What Hatler knows -- indeed, what no one knows -- is that the baboon is not truly dead; it is simply inert. A hollow pot in the mummy's torso is primed with spells known only to initiates of Nyarlathotep (to whom, in his guise as the Egyptian god Tehuti, the baboon is sacred) to receive the spirit of a worshiper. If the baboon is brought into the presence of one of the god's devotees, the akh or magical intellect of the sorcerer will fill the pot. At this point, the baboon will lurch into a creaky semblance of life.

The baboon cannot speak, but it has the intellect of the sorcerer, including the knowledge of all spells. If the spell requires speech, the baboon cannot perform it, but could teach it to another worshiper. Devotees of Nyarlathotep tend to be highly intelligent, but it is likely that, having been dead for millennia, they will not by fluent in modern languages.

STR 18
CON 18
DEX 16
INT, POW, EDU: as human

HP 13
Armor 3
Damage bonus: +d4

Attacks: Bite 40% d8

Climb 75%, Dodge 25%, Jump 50%

As an artificial construct, the baboon is immune to impaling damage, poisons, strangling and what have you. The enchanted jar in its torso is immune to damage and can only be destroyed using the proper spell. The baboon does not apply its armour against fire damage, and takes an extra d4 damage from any fire attack.

Tuesday 1 April 2014

Aaaand we're back. Two-dollar monster contest deadline EXTENDED.

Right; the joint crisis of work and flat is now dealt with. Tomorrow I head off on holiday to the US, from where I hope to update this blog more regularly. Many thanks for your patience during the hiatus. 

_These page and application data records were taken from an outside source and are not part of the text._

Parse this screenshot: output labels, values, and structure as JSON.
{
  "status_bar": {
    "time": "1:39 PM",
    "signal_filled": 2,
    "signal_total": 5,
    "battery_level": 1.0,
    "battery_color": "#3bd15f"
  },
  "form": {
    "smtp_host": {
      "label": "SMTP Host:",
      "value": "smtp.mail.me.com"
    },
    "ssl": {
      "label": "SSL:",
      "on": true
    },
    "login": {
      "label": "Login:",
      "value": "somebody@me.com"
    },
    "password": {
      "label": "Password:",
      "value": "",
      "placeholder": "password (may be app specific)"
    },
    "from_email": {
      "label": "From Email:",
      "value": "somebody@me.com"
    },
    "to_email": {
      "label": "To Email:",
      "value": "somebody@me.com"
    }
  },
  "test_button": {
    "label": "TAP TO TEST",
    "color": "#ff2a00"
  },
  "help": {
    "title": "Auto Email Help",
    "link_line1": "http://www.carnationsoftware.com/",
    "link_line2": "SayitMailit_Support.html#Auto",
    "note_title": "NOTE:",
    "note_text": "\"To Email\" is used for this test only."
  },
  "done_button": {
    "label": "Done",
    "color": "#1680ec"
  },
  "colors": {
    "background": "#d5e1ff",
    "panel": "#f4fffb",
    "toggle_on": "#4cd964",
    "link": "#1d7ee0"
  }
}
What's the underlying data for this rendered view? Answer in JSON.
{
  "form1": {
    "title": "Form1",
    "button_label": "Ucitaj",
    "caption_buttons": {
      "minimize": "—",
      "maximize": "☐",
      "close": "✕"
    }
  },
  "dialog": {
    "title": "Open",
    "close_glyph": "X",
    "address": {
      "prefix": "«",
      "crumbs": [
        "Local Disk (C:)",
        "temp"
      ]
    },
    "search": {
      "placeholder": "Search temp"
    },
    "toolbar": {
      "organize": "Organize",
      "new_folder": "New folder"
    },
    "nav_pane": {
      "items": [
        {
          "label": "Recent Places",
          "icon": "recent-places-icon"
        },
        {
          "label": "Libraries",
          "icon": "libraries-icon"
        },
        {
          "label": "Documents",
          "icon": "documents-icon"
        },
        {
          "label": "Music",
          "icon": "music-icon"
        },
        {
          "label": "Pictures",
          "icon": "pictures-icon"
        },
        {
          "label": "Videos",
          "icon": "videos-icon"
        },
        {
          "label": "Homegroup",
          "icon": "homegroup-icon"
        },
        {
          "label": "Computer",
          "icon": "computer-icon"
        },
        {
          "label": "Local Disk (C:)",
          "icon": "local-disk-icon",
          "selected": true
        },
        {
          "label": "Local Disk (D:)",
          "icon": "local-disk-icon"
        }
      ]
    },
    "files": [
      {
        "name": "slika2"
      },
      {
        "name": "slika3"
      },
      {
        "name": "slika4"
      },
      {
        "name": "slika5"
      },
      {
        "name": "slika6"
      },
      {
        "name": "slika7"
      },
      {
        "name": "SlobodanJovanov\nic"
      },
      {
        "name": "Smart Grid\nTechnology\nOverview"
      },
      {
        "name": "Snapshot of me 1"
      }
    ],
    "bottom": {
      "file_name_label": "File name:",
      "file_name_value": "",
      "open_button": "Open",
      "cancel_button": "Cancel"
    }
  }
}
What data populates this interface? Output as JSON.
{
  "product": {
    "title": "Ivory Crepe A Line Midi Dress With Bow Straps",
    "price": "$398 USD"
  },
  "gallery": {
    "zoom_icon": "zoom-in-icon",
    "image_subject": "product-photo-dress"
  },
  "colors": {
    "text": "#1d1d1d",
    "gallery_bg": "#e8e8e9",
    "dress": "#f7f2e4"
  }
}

Because I have been away and unable to do the Two-Dollar Monster Challenge, I have extended the deadline until the 22nd of April, which is when I get back to work! So let's get those entries in, one and all!